(Excerpts from an interface dataset)
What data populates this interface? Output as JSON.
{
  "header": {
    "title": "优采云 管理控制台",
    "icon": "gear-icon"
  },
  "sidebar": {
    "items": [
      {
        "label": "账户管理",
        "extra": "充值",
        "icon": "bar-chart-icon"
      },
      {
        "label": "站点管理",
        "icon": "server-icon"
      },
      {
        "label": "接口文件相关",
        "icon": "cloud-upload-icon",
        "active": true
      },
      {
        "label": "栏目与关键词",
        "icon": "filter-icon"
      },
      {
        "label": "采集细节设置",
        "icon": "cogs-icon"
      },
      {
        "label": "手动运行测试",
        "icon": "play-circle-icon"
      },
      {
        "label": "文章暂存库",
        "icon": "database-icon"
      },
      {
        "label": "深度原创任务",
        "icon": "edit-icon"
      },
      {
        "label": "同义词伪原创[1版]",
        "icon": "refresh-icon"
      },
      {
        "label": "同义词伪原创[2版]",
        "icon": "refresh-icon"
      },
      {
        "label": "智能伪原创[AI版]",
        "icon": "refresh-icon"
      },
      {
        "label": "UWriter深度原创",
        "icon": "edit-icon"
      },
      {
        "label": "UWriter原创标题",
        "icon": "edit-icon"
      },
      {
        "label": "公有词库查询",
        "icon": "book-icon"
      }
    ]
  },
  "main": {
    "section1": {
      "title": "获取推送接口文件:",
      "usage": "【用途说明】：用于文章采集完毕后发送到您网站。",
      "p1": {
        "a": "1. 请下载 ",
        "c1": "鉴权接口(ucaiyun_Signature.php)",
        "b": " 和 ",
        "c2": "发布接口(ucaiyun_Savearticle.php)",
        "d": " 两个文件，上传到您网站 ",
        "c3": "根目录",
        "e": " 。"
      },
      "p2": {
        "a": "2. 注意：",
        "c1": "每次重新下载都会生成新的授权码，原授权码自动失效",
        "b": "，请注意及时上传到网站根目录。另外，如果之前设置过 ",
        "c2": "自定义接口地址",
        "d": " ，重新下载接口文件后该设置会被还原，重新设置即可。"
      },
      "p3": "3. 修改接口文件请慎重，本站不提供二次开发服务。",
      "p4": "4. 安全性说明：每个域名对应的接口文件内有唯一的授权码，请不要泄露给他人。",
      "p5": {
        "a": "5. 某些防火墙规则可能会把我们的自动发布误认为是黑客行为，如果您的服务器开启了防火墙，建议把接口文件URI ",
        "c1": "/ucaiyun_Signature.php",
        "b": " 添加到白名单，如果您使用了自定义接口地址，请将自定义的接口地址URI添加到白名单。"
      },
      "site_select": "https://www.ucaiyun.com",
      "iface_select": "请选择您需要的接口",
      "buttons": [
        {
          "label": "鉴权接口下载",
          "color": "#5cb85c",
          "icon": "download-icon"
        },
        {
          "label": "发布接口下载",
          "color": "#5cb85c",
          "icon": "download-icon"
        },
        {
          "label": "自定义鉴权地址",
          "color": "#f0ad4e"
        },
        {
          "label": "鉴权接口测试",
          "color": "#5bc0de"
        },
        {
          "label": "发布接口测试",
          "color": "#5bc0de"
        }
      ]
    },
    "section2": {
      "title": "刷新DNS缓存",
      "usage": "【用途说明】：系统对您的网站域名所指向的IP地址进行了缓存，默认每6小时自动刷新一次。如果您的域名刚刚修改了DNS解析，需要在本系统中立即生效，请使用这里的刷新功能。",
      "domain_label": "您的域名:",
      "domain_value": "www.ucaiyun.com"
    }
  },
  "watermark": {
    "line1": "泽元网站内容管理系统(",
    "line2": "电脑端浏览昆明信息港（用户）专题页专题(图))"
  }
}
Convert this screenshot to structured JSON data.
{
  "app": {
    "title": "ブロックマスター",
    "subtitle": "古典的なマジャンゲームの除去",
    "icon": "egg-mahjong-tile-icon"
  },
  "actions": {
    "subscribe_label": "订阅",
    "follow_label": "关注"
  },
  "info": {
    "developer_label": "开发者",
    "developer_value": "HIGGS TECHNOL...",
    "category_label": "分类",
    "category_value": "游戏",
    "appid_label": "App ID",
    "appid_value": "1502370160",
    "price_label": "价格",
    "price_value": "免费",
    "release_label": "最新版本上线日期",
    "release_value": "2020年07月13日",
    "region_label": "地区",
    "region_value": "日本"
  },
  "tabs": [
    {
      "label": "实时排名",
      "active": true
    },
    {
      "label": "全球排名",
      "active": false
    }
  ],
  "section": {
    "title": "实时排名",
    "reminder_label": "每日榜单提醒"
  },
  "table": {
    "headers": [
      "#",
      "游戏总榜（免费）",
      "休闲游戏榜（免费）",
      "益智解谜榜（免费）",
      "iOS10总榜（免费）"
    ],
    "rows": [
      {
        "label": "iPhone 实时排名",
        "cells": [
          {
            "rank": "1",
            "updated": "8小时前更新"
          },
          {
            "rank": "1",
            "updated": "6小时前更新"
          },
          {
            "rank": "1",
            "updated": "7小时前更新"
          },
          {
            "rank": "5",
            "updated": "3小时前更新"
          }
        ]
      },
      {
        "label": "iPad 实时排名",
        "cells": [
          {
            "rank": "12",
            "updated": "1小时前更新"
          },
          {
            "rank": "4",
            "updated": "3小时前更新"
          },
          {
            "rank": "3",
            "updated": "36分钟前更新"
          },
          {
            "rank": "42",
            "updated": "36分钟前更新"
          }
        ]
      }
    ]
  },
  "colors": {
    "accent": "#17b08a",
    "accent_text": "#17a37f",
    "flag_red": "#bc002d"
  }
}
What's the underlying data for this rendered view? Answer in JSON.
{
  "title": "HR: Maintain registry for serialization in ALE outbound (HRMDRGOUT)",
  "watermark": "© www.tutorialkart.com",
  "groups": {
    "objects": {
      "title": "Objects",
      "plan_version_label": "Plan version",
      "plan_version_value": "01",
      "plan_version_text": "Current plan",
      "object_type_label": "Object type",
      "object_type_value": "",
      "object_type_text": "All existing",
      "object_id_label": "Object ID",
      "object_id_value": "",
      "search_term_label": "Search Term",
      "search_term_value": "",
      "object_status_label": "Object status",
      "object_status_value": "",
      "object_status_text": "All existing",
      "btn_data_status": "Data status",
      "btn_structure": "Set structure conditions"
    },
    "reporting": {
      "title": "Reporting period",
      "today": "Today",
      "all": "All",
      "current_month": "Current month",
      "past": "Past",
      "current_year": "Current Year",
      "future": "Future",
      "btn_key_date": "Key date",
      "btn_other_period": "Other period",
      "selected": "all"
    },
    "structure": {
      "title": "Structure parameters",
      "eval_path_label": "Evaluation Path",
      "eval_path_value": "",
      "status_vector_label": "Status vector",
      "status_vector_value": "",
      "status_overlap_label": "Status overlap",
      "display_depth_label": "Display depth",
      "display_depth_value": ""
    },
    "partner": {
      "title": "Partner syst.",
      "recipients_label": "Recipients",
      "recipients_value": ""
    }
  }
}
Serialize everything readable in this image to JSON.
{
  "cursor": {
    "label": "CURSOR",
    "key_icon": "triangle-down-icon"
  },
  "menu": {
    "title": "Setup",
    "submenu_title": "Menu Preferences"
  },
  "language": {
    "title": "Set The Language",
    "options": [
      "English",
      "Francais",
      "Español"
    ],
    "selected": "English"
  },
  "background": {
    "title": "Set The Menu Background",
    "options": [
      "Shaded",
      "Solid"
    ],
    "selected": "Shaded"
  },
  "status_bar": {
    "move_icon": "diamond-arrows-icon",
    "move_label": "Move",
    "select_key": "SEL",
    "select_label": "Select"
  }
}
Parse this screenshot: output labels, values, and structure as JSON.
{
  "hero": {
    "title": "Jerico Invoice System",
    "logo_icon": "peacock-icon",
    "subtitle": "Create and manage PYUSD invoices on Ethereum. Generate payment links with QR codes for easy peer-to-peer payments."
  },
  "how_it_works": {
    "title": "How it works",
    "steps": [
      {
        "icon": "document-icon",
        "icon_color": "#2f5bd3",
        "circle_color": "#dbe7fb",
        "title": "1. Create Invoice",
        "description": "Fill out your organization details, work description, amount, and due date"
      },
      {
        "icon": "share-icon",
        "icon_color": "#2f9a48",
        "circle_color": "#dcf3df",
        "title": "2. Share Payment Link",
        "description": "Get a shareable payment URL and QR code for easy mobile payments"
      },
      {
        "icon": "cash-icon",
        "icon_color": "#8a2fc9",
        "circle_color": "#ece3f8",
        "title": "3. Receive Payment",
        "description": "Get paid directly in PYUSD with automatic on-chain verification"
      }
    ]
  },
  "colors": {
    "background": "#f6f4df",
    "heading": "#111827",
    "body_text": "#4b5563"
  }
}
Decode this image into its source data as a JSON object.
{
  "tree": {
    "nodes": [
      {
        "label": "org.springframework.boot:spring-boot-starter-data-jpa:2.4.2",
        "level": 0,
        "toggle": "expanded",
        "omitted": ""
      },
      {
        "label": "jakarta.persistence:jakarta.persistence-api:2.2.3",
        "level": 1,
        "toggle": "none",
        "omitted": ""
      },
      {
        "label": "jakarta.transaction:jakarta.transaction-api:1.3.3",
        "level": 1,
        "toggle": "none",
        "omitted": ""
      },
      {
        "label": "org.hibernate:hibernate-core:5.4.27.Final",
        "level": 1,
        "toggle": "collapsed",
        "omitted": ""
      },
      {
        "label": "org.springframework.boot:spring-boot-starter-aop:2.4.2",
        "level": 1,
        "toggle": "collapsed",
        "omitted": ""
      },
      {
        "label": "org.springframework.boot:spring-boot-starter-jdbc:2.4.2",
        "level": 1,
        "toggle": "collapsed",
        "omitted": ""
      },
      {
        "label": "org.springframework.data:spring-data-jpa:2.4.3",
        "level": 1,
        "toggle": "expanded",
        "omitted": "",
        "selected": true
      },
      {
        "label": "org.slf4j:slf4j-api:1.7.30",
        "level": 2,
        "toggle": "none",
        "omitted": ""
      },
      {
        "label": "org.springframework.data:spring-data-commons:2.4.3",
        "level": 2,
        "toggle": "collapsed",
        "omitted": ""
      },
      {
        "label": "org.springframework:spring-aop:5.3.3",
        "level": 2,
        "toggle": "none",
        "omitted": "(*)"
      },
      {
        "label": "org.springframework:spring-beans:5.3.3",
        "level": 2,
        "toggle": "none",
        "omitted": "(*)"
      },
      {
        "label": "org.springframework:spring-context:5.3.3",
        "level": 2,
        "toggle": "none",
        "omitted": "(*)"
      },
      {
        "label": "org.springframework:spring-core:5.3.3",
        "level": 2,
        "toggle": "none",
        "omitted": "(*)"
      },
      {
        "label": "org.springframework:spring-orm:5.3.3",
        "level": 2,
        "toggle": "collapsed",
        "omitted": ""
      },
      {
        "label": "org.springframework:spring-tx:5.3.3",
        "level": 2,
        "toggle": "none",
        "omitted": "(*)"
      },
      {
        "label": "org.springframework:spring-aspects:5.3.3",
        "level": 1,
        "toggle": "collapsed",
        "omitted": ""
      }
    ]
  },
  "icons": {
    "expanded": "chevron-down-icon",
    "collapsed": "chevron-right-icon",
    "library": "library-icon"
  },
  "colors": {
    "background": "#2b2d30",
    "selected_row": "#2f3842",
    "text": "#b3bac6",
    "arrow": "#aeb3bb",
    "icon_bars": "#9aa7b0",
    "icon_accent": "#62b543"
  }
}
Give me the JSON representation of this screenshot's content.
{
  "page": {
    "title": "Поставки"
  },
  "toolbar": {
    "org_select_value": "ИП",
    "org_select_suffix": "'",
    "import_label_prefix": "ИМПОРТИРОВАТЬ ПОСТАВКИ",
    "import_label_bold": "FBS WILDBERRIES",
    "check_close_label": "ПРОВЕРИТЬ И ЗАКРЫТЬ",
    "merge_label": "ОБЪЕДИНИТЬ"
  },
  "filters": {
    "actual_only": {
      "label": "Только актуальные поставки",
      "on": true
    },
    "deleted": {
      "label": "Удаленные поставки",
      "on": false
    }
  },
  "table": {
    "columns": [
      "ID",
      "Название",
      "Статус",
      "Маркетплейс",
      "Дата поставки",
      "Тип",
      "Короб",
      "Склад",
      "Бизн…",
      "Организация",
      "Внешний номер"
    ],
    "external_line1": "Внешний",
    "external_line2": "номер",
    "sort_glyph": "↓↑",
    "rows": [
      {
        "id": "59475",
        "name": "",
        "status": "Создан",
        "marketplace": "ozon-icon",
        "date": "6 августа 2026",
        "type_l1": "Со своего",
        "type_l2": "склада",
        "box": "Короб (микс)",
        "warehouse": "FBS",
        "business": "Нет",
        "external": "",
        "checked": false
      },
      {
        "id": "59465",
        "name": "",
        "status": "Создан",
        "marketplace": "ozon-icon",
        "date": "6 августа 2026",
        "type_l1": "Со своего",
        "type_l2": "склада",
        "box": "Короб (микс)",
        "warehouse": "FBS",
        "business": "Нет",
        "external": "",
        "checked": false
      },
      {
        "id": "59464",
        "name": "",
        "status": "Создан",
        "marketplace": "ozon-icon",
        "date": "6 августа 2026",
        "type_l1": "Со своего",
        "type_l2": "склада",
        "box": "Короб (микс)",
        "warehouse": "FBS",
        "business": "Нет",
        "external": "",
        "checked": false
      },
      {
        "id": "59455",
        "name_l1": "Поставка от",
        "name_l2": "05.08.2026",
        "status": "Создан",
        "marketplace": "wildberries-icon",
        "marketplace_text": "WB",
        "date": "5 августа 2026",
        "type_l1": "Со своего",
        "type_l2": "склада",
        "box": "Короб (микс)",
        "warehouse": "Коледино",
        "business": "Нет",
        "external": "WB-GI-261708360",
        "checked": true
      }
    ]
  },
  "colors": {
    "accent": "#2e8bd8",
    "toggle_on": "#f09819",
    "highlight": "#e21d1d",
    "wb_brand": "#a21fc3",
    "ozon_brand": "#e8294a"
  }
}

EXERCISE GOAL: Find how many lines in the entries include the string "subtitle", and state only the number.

WRITTEN SOLUTION: 2